In short, for a political scientist, conventions provide a unique opportunity to witness the very dynamics that distort our politics.


Despite their distorting effects, these nominating conventions do matter. The regular viewing public gets only a small glimpse of what is happening within the arena and on the convention floor.

Every now and then, an obscure politician raises her or his profile with a compelling address. Then-Illinois state Sen. Barack Obama’s 2004 keynote is regularly cited in this regard, but there are numerous examples of this. Then-obscure congressional candidates Republican Mia Love of Utah and Democrat Tulsi Gabbard of Hawaii announced their bright futures at their party conventions in 2012.

But most of the time, the future of the party is less apparent in the speeches shown on television than in what the camera misses in the hall.

Sarah Palin’s 2008 vice presidential acceptance speech was widely viewed, but the cameras couldn’t capture the effect her speech had within the convention.

During the run-up to her speech, the Alaska governor was under withering attack in the media and McCain was under fire for selecting her. With her speech, however, Palin did far more than settle the speculation that she might be dropped from the ticket. She unleashed a political movement that has helped reshape American politics.


It is impossible to adequately describe the difference in the energy in the hall between her address and that of the supposed star, Arizona Sen. McCain.

During Palin’s speech, guests in the audience were standing on their chairs and jumping up and down. The night of her speech it quickly became clear that she had tapped into something very different that, in my view, ultimately laid the seeds of the Tea Party movement. The following night, McCain spoke before a polite but unenthusiastic crowd and a half-filled convention hall.

The future of the Republican Party was apparent from the reactions of delegates and guests. McCain never excited the base and would lose the election; the Tea Party would prove to be a major force in American politics.

The Republican Party is at a similar crossroads this week in Ohio. And, frankly, the Democratic Party will be addressing its own fissure later in the month in Philadelphia.

In both parties, insurgent candidates upended the establishment and called into question the fragile coalitions holding disparate factions together.
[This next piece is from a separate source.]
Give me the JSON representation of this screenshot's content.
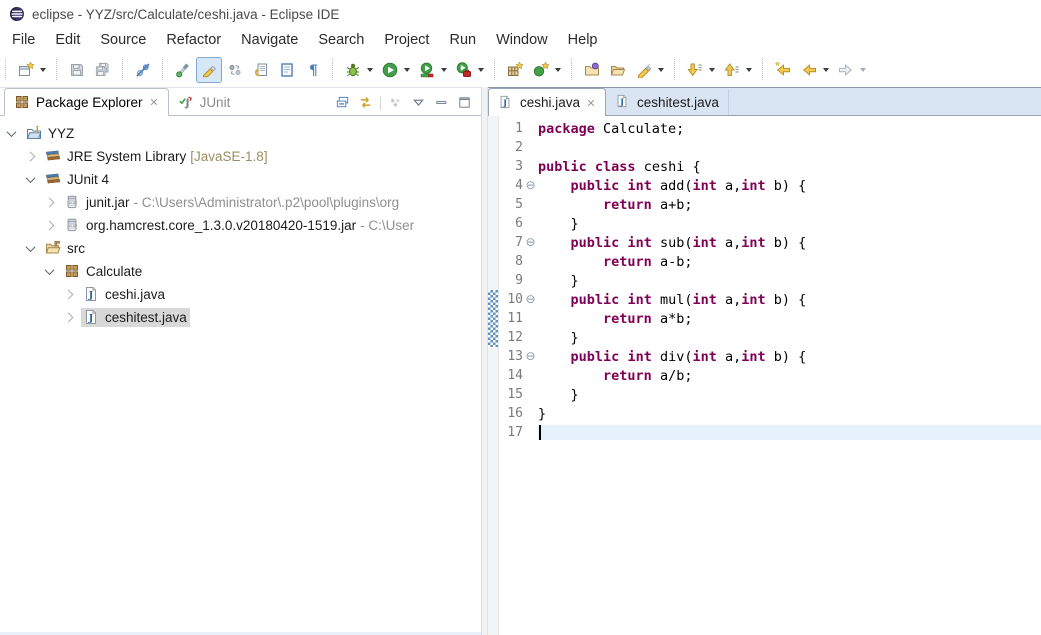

While most of the public attention will be about the impact of the convention on November’s contest, the behind-the-scenes battles over party platform language, the changes in seemingly mundane party rules, and the reactions by delegates and partisans in the hall will tell us a lot about the future of the two parties.

Idaho was one of just six states (Kansas, Maine, Minnesota, Utah, Wisconsin being the others) in which both Trump and Hillary Clinton were overwhelmingly defeated in the state’s primary or caucus. How effectively the nominees can heal the wounds of the divisive nominating process and consolidate the party’s support will be of utmost importance in November. Should either candidate fail to win over their fellow partisans, turnout in November will suffer precipitously.

Should a large number of Republicans, for instance, decide to skip the general election, Trump would still carry Idaho. But the impact down the ballot — particularly in state legislative contests — could be significant.

More from Cleveland this week

Corey Cook, dean of Boise State’s School of Public Service, will be reporting on what he sees and hears in Cleveland this week, with a special eye on what might be of particular interest to Idaho. Cook has served as director of the Leo T. McCarthy Center for Public Service and the Common Good at the University of San Francisco. He has a Ph.D. in political science from the University of Wisconsin-Madison and has taught courses in American politics specializing in political institutions, urban and state politics, and housing and development politics. Reach him at

Four things BSU political scientist Corey Cook is watching in Cleveland

1. Will the fractured Republican Party unify enthusiastically behind its nominee?

2. Will the selection of Indiana Gov. Mike Pence as Donald Trump’s VP electrify the party’s evangelical voters?

3. Will Trump stay on script or stray from his convention speech?

4. Will a convention largely devoid of big political names draw TV ratings?